Tyler Herro has been a phenomenal member of the Miami Heat‘s rotation this season and finds himself in the running for sixth-man-of-the-year honors as a result.
Throughout the season, the third-year wing has averaged 20.7 points, four assists, and five rebounds per night on 44.7% shooting from the field and 39.9% from the perimeter. Impressively, the lion’s share of Herro’s production has come from the bench, with the Kentucky product starting just 10 games for Miami this season.
There’s a downside to Herro’s production though, as he’s edging closer and closer to the end of his rookie-scale contract. With such high-level production, there’s going to be a plethora of teams vying for Herro’s services when he eventually hits free agency, and a sixth-man-of-the-year award is only going to drive his value up further.
Still, the Heat front office did opt to exercise the final year in Herro’s contract, worth $5.7 million, but that’s simply ensuring they retain his services beyond this season. Pat Riley and the front office will still need to find the cap space necessary to retain their star young player long-term.
According to NBA cap expert Keith Smith, the most likely outcome is that the Heat and Herro come to an agreement on a max contract extension during the upcoming off-season.
“It’s unlikely Tyler Herro is going anywhere. He’s simply too important to what Miami has built, and just as key, to what the Heat are building moving forward. Expect Herro and Miami to come to an agreement on a max deal. Whether that’s four or five years or five years with a player option on the final season, is up in the air.

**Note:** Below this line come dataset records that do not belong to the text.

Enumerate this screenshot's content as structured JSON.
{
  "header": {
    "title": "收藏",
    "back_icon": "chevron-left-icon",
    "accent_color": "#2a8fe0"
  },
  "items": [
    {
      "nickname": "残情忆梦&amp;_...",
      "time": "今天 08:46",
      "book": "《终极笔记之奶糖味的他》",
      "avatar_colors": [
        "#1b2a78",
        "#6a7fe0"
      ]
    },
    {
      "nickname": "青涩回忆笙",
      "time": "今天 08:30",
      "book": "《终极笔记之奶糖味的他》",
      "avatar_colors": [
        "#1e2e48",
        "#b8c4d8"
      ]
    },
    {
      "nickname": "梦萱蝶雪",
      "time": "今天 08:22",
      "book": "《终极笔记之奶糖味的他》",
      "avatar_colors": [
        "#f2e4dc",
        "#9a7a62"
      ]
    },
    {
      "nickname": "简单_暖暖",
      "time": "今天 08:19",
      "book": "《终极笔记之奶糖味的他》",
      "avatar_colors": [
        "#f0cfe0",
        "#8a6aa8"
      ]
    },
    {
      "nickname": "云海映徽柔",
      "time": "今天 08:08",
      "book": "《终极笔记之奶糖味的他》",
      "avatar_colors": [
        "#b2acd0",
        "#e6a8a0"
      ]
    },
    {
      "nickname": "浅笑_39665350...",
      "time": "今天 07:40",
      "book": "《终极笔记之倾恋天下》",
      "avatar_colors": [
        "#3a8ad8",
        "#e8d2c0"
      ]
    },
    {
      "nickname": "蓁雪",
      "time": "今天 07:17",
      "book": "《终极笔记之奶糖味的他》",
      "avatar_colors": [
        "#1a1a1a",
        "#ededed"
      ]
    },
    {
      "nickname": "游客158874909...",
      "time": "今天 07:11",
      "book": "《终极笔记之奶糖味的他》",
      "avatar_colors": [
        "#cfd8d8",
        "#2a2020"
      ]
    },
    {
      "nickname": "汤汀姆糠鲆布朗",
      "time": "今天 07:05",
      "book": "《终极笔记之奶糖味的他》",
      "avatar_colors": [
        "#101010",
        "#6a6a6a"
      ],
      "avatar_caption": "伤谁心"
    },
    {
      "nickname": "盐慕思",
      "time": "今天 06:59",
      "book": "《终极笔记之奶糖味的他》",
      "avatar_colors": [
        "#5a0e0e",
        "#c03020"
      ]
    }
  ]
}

Or it could be slightly below max, with bonus language to the max. Given his status as the top sixth man in the league, age, continued improvement, and importance to the Heat, Herro will probably get maxed out,” Smith wrote in his cap breakdown for Spotrac.
Herro’s Contract Projects to Hit $180 Million
When you’re proving yourself as one of the best contributors in the NBA in just your third season, a big payday isn’t far away – such is the life of an NBA player.
But, the scope of Herro’s potential contract is certainly mouthwatering and will be a true justification for his performances through the Heat’s run to the top of the Eastern Conference standings in the regular season.
According to Smith’s article, Herro’s contract is expected to breakdown like this: “2023-24: $31,750,000, 2024-25: $34,290,000, 2025-26: $36,830,000, 2026-27: $39,370,000, 2027-28: $41,910,000. Total: Five years, $184,150,000.”
It’s worth noting that Herro’s extension wouldn’t count towards the Heat’s cap sheet until the 2023-24 season, which will give them valuable time to make the moves required to ensure their salary cap sheets work. Despite Herro’s extension still being another year away, the Heat will still have Jimmy Butler, Bam Adebayo, and Kyle Lowry on the books, not to mention Duncan Robinson who currently earns $18 million per year – which is why having additional time to plan their next move is essential for the front office.
Herro Struggling in The Playoffs
We’re only three games into the Miami Heat’s 2022 NBA playoff run, but Herro’s struggles from deep are certainly concerning, especially when discussing him in the same breath as a max contract.
Over his first three games of the current post-season, the Milwaukee native is averaging 26.3% from the perimeter on 6.3 attempts per game. Things look even worse when you begin to break down Herro’s scoring struggles by location, as that begins to paint a clearer picture.
According to Cleaning the Glass, Herro is shooting 21% on non-corner threes in the playoffs, as opposed to the 40% he was converting during the regular season. However, the saving grace for the third-year wing is that he’s draining 50% of his corner threes, but with only four attempts that’s a terribly small sample size.
Herro’s struggles aren’t solely from the perimeter either. Throughout the regular season, the 22-year-old was converting 61% of his looks around the rim, over his first three playoff games, that number is currently sitting at 29%.
Luckily, Miami projects to be a deep playoff team this year, so Herro will have plenty of time to fix his shooting percentages and continue proving to the world that he is indeed a max-contract level player.